A Genomics Approach to the Detection of Positive Selection in Cattle: Adaptive Evolution of the T-Cell and Natural Killer Cell-Surface Protein CD2
Lynn, David J., Freeman, Abigail R., Murray, Caitriona, Bradley, Daniel G., Genetics
The detection of adaptive evolution at the molecular level is of interest not only as an insight into the process of evolution but also because of its functional implications for genes of interest. Here, we present the first genomics approach to detecting positive selection operating on the Bos taurus lineage, an important domestic species. This analysis led to the identification of the T-cell and natural killer (NK) cell receptor cluster of differentiation 2 (CD2) as having a strong signal of selection. Further detailed investigation of CD2 revealed that this gene was subject to positive selection during the evolution of a number of mammalian lineages. Moreover, we show that selection has operated primarily on the extracellular domain of CD2 and discuss the implications of this for an important regulator of the adaptive immune response.
THE detection of positive selection in genes of interest is important not only for understanding the process of evolution, but also because these signatures of selection can provide us with real insight into the functional significance of these molecules. Indeed, evidence for adaptive evolution has been provided for a number of important molecules involved in a range of processes, including reproduction (SwANSON et al. 2001), development (FARES et al. 2003), taste (Sm et al. 2003), and particularly, the immune system (HUGHES and YEAGER 1998; FILIP and MUNDY 2004; LYNN et al. 2004). Although these and other studies have been informative in understanding the evolution of individual genes, the abundance of sequence information for many species now provides us with the opportunity not only to investigate the effects of natural selection on a gene-by-gene basis but also to use a systematic genomics approach. Whereas some recent studies have tended to focus on humanprimate divergence (CLARK et al. 2003; GIMELBRANT et al. 2004), here we fit models of evolution by maximum likelihood to >3000 orthologous genes from four mammalian species to search for evidence of positive selection in the bovine lineage.
The analysis presented here is the first reported systematic approach to the study of positive selection at the molecular level in this important domestic species. In this article we use a bovine gene data set generated from clustered expressed sequence tags (ESTs), since a gene data set from the genome project is currently unavailable. Although this data set is not without errors, our approach has nevertheless proven to be a powerful method in the detection of positive selection in this species. In particular, we have identified a strong signature of selection in cluster of differentiation 2 (CD2), a T-cell and natural killer (NK) cell-surface protein of considerable importance in the mammalian immune response (DAViS et al. 2003). More detailed analysis of this molecule has confirmed the signature of selection identified using the genomics approach and has revealed that positive selection has operated primarily in the extracellular domain of this molecule, raising important questions regarding its function.
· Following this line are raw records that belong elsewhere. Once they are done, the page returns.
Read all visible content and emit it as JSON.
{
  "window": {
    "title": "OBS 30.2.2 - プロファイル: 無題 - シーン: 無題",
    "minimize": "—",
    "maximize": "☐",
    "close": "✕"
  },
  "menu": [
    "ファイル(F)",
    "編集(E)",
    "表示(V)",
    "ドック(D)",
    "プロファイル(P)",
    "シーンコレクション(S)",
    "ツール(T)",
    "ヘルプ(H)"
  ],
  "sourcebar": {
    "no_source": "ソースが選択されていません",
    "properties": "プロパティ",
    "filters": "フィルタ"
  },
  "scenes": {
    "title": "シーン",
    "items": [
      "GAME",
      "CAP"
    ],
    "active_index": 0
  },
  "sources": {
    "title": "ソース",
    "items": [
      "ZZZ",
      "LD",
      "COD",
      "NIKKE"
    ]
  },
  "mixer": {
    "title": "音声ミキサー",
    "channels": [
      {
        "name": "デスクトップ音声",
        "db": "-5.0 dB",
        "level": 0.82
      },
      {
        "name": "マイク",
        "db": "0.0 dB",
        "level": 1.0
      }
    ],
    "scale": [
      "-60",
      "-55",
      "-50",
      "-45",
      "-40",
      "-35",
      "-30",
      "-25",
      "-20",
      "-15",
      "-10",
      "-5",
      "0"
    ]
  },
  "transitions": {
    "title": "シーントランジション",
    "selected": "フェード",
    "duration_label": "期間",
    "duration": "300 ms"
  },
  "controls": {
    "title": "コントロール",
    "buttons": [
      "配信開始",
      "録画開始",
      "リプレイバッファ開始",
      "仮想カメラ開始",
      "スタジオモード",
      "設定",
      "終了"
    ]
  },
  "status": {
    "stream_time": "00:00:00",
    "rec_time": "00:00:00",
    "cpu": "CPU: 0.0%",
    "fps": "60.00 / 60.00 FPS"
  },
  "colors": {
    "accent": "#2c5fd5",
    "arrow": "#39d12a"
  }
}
MATERIALS AND METHODS
Generating a bovine and porcine gene data set: As the complete cow and pig genome sequences have yet to be published, alternative sources of sequence information must be utilized to generate bovine and porcine gene data sets. Fortunately, large collections of ESTs are now available for these species. A total of 335,668 bovine and 272,260 porcine ESTs and mRNAs were downloaded from GenBank (httpi/'www.ncbi.nlm.nih.gov). Both of the data sets were masked for repetitive sequences using RepeatMasker (http:^repeatmasker.org) and cleaned of vector and poly(A) contaminants using SeqClean (http:// www.tigr.org/tdb/tgi/software/). Following this process 332,076 bovine and 270,260 porcine sequences were available for clustering. The ESTs were clustered and assembled into consensus sequences using the TIGR gene indices clustering tools (TGICL) (PERTEA et al. …